_TASK REQUIREMENTS_: When a line in the data below includes "this", pick it out and copy it.

_EXERCISE DATA_:

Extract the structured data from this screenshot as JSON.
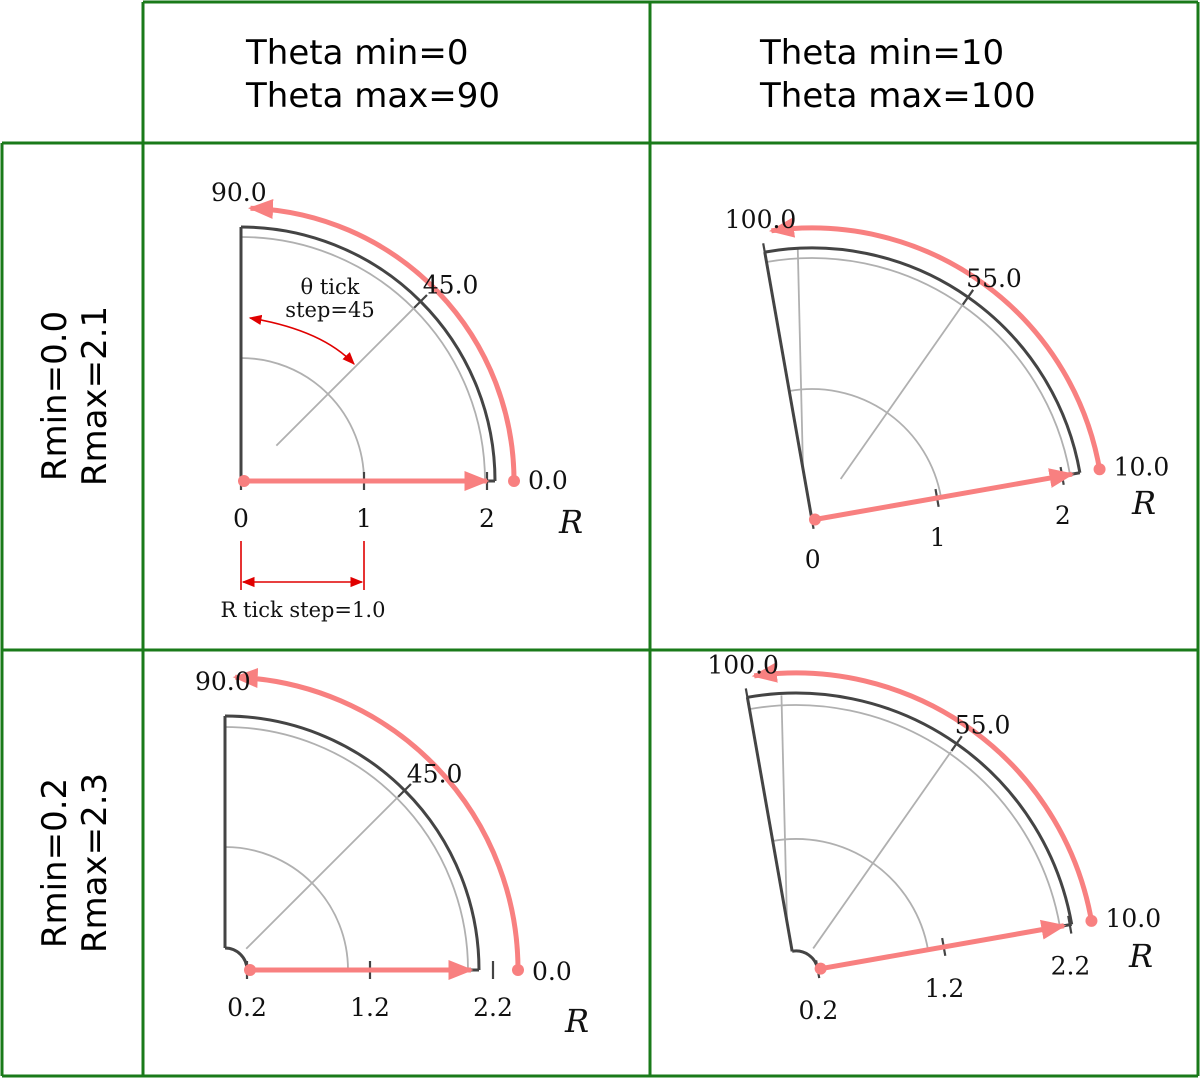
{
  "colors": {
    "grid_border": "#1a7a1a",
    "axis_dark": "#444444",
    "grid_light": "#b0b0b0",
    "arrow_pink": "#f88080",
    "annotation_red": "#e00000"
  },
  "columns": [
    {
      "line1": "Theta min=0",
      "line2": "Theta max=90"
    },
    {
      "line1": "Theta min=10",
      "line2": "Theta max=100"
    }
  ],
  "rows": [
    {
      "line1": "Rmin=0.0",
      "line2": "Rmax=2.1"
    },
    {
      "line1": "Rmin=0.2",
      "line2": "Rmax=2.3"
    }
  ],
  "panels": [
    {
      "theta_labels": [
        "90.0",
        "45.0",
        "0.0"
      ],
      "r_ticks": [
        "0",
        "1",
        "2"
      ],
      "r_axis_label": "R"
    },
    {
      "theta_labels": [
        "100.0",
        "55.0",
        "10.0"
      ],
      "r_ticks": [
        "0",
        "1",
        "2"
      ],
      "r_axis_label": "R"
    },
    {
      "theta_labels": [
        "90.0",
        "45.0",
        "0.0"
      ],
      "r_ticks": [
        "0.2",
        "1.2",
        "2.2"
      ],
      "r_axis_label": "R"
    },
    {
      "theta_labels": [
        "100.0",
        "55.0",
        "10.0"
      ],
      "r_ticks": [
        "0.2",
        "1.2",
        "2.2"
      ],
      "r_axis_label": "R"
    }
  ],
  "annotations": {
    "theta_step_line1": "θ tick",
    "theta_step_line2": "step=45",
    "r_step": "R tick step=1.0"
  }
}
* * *
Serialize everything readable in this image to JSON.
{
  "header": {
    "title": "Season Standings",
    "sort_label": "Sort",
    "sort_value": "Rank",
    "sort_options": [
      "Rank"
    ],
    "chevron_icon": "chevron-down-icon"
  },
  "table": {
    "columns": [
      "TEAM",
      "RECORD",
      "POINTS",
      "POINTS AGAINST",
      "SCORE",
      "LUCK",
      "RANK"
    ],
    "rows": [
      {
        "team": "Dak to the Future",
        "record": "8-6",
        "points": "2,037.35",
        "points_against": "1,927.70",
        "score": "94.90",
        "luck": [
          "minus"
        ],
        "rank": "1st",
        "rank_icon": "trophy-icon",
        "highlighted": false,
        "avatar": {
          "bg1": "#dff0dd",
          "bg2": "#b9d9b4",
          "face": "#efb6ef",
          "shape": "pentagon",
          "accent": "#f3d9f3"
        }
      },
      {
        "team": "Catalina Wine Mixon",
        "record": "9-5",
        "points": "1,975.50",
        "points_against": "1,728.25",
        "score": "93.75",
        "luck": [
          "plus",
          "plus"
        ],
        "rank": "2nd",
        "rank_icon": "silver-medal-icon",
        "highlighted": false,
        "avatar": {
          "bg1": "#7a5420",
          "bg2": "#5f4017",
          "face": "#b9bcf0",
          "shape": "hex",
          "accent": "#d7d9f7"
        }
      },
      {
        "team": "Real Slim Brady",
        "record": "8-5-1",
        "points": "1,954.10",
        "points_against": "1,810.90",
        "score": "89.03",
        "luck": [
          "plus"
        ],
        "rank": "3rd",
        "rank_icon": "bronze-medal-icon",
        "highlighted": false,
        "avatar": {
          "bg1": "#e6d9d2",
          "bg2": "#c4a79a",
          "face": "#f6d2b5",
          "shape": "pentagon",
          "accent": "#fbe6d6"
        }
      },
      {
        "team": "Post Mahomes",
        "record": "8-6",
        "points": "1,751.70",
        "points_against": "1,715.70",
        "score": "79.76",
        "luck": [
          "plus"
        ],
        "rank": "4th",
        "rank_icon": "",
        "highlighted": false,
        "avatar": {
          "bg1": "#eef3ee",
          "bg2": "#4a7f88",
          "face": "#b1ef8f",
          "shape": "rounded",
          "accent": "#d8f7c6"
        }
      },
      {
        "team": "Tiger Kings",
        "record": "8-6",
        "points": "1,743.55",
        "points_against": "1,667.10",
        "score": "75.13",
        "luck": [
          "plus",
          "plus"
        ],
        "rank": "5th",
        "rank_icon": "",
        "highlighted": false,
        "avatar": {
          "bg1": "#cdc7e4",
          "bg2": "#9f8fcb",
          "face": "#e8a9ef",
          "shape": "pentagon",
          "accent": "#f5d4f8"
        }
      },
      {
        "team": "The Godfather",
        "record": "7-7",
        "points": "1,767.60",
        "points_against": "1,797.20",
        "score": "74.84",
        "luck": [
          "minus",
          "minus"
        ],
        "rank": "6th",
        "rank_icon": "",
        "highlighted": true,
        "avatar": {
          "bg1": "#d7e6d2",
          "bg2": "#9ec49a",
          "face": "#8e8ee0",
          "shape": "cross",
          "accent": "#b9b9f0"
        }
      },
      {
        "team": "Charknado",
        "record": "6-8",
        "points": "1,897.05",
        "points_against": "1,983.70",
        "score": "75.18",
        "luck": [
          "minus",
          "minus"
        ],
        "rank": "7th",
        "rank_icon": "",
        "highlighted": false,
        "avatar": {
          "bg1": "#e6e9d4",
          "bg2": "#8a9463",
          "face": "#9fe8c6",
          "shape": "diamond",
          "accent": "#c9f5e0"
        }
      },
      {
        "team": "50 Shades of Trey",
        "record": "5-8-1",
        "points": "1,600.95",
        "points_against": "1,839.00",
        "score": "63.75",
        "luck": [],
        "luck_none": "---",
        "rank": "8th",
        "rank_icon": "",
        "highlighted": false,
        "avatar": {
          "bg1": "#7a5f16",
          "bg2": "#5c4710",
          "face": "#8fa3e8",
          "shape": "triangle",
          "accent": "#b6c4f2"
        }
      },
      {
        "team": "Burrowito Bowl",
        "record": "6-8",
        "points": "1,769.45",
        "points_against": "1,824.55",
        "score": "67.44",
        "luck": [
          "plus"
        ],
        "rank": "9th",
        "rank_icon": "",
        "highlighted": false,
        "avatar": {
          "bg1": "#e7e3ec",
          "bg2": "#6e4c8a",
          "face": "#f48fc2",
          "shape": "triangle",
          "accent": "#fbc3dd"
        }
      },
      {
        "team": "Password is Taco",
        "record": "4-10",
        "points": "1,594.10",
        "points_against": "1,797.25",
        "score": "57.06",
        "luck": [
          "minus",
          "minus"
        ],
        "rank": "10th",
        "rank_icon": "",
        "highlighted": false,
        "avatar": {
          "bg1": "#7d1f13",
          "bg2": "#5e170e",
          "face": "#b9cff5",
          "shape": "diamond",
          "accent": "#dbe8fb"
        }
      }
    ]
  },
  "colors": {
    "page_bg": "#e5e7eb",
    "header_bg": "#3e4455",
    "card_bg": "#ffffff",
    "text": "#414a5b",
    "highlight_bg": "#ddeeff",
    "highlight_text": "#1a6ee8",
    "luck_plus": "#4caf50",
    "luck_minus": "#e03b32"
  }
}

_TASK RESPONSE_:
Extract the structured data from this screenshot as JSON.
Serialize everything readable in this image to JSON.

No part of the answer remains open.